Maybe the Jaguars were too excited.
Centennial ran to an apparent fourth-place finish in the finals before being disqualified for an illegal exchange. One of the Jaguars’ hurdlers left too early.
“Our finals run wasn’t as clean as the prelims, but we were clocked at 1:04.89, which would have been a new school record,” said Centennial coach Andrew Kruzich. “But we left early on the last exchange, and that’s a call that two officials have to agree on to have it count against us. So it must be a good call.”
The shuttle hurdle final was an all-CIML affair. Ames won the race in a time of 1:03.75 after the anchor runners for both Waukee and Dowling Catholic stumbled over the last hurdle.
“We were really pleased with how well we ran in rough conditions in the prelims,” Kruzich said. “We dropped almost a second off of our season’s best. It was great to have the number one qualifying time to the finals, but we knew the other three teams had run faster than that time coming into the meet. So we had our hands full.”
The Centennial team consisted of Petersen, Sophie Lampe, Kayla Eilander and Meg Ridout. The Jaguars thought they had clinched a Drake Relays medal by reaching the final, but the disqualification meant that the fourth-place medals were not distributed.

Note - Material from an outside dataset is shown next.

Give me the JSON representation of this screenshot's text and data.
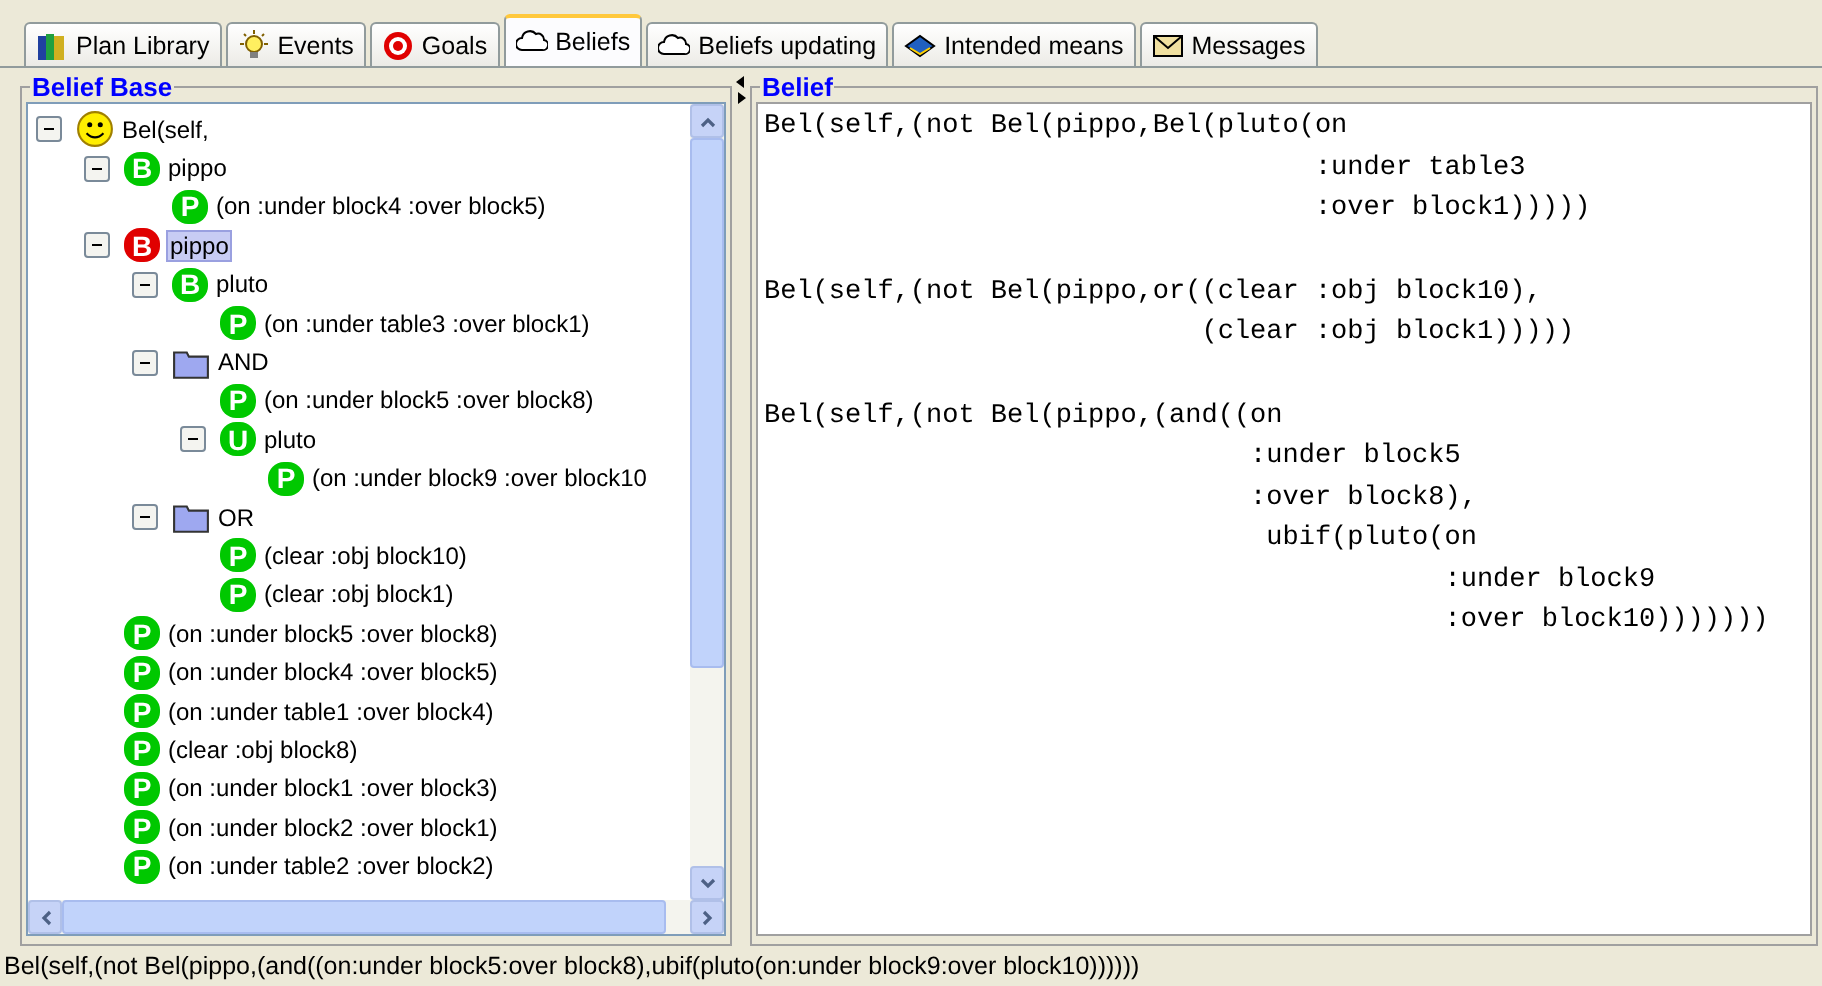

“The shuttle hurdle is the only relay at Drake that doesn’t medal out to six spots, which we lived last year when we got fifth,” Kruzich said. “This year, because we got DQ’d, we lost our medals for making the finals. It stinks because clearly we were one of the top four teams to run the hurdles today, and it’s almost like you’re punished with having to do it again in the finals, but those are the rules–and we know them. The shuttle is a great event for us, but there are 44 things that can go wrong in that relay–10 hurdles each and four false starts.
“We just have to be cleaner,” he added.
Still, Kruzich liked the way that the Jaguars responded to the adversity.
“The positives are that we know how fast we can be, and I was also proud of how our girls took the news,” he said. “They were supportive of each other and didn’t point fingers. Those are two good signs for us going forward.”
Eilander has helped the Jaguars overcome the absence of standout hurdler Calea Jones. Jones, who anchored the team’s relay a year ago, has missed most of the season due to an injury.
“It’s been good with Kayla,” said Petersen, who put the Jaguars ahead with a strong opening leg in Saturday’s final. “She’s really stepped up.”
There’s a chance that Jones could return to action by the end of the season. She is also one of the state’s top high jumpers.
“She’s been getting healthier, so I guess we’ll see if she can come back,” Petersen said.
The Jaguars also competed in the 4×100 relay on Saturday. The foursome of Hannah Wilson, Lampe, Ridout and Petersen placed 20th overall in a season-best time of 50.78 seconds.